Dataset rows describing interfaces:

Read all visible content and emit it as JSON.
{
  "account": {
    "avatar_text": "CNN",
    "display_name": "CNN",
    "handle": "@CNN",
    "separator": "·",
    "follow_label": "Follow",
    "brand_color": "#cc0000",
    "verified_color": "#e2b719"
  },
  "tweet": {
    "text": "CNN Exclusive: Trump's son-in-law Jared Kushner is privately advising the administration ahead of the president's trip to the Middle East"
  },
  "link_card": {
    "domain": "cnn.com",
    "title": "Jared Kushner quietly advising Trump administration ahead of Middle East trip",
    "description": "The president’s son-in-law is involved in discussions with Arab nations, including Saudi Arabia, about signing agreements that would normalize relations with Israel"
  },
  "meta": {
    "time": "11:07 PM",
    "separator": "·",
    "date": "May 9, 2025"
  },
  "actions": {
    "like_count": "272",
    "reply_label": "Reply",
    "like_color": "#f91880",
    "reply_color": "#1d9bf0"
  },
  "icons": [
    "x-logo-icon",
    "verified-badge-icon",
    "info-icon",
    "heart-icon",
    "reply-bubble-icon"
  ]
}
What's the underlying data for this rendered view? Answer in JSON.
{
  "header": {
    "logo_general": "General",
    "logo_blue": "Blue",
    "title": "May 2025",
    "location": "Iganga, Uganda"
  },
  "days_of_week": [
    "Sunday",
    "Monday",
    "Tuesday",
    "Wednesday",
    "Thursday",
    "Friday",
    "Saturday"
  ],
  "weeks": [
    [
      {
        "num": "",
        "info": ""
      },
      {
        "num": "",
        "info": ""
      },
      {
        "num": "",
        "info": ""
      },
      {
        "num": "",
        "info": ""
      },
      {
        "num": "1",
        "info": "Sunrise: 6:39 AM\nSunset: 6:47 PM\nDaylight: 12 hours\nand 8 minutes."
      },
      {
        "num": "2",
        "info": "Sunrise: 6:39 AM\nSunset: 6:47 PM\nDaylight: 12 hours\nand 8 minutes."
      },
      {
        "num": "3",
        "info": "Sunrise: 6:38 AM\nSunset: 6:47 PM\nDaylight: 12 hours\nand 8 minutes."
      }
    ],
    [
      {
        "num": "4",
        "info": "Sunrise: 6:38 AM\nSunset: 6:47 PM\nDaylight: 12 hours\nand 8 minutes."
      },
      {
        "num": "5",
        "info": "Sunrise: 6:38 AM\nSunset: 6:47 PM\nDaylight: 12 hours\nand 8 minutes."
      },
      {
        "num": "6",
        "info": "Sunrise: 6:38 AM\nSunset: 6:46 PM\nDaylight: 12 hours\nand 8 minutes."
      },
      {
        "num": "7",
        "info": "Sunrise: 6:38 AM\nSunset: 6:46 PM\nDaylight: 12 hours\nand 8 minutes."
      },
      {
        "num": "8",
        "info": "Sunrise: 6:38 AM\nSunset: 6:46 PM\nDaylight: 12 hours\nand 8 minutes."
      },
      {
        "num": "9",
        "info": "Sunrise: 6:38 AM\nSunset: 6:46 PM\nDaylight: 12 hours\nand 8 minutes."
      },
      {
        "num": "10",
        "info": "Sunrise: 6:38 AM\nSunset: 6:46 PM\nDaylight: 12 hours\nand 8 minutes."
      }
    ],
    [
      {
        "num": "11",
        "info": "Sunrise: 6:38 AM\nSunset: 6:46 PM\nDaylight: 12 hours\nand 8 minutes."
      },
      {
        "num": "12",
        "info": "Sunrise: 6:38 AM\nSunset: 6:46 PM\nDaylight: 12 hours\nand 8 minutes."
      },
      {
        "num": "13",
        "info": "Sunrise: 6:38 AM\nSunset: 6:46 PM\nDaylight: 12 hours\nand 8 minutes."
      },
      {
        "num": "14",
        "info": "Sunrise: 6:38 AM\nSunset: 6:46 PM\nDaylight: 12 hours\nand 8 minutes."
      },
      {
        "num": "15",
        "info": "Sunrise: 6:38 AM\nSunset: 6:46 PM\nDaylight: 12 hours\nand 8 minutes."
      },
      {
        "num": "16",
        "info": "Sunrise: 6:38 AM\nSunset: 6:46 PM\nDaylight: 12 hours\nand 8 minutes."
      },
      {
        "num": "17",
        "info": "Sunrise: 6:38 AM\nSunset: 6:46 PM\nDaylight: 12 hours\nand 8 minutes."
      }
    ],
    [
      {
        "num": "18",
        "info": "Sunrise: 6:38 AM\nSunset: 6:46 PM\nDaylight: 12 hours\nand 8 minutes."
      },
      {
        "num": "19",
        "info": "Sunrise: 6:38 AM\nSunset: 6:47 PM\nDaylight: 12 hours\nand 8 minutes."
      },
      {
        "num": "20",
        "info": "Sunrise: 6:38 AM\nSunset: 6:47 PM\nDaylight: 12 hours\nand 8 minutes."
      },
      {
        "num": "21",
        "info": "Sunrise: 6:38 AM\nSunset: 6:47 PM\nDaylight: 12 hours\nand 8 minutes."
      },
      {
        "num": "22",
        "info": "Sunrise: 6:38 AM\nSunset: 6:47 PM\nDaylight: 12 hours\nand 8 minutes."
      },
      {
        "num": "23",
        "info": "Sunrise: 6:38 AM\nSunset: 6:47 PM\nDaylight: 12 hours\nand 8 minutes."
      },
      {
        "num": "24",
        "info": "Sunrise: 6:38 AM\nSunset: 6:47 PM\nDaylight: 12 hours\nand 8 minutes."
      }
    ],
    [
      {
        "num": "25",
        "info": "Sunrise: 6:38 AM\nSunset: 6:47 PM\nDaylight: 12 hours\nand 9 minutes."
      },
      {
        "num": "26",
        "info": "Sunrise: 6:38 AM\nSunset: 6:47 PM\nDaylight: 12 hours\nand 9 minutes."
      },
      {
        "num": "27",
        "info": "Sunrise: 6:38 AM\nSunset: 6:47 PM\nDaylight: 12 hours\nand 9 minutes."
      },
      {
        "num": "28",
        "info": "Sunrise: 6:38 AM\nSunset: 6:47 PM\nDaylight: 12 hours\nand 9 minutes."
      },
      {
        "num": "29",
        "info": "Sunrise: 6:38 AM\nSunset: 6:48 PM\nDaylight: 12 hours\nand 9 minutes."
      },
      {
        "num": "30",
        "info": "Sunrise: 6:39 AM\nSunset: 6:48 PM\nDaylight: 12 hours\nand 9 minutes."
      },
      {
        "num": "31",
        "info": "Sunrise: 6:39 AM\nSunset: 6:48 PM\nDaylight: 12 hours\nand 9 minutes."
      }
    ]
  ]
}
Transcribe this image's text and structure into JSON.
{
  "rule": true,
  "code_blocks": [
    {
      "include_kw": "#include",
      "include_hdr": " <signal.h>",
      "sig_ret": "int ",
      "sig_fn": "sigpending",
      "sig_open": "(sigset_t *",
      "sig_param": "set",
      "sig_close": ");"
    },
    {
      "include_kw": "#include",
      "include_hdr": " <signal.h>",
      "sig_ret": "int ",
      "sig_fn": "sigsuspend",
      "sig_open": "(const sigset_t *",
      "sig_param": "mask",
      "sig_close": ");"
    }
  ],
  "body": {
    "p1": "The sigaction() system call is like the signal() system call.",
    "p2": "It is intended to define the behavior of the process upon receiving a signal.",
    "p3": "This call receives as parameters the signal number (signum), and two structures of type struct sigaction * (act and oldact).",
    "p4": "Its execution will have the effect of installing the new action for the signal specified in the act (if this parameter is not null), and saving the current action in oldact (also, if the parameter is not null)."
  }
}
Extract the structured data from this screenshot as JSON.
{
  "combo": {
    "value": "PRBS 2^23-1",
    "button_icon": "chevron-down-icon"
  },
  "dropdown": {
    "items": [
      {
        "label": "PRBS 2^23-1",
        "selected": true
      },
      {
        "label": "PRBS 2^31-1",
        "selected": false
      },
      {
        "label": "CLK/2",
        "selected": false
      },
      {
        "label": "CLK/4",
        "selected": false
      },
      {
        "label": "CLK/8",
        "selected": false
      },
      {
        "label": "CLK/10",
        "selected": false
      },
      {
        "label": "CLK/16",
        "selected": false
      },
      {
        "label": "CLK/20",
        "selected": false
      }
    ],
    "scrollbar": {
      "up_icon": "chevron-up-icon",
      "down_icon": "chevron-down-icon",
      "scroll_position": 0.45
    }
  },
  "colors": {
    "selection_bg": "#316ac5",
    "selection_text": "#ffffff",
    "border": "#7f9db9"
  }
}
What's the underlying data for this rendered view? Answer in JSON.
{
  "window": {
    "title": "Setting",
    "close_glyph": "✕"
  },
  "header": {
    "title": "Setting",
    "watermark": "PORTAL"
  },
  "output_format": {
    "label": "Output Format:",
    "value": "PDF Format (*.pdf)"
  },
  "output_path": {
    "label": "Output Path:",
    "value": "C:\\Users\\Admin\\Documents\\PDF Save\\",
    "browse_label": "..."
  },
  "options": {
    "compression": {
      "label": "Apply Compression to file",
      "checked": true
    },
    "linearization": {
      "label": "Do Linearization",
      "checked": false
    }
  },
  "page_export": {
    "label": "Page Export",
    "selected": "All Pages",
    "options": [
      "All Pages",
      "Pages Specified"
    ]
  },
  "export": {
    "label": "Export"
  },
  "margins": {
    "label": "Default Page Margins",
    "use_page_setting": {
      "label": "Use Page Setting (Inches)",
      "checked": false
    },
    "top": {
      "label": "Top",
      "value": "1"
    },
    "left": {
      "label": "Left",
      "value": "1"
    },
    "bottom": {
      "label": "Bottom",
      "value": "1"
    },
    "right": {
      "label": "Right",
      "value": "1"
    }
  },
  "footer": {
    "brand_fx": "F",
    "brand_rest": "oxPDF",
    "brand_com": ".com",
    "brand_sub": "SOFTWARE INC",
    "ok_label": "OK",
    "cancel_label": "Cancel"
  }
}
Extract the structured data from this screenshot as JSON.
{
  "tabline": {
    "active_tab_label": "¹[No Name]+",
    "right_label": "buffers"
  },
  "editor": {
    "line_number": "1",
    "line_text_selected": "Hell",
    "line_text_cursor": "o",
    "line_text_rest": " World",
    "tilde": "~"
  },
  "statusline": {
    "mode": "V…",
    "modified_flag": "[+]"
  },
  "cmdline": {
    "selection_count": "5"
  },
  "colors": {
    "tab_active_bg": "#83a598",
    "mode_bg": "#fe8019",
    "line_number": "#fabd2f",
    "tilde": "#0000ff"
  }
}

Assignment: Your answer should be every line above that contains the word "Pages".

Result for this task:
    "selected": "All Pages",
      "All Pages",
      "Pages Specified"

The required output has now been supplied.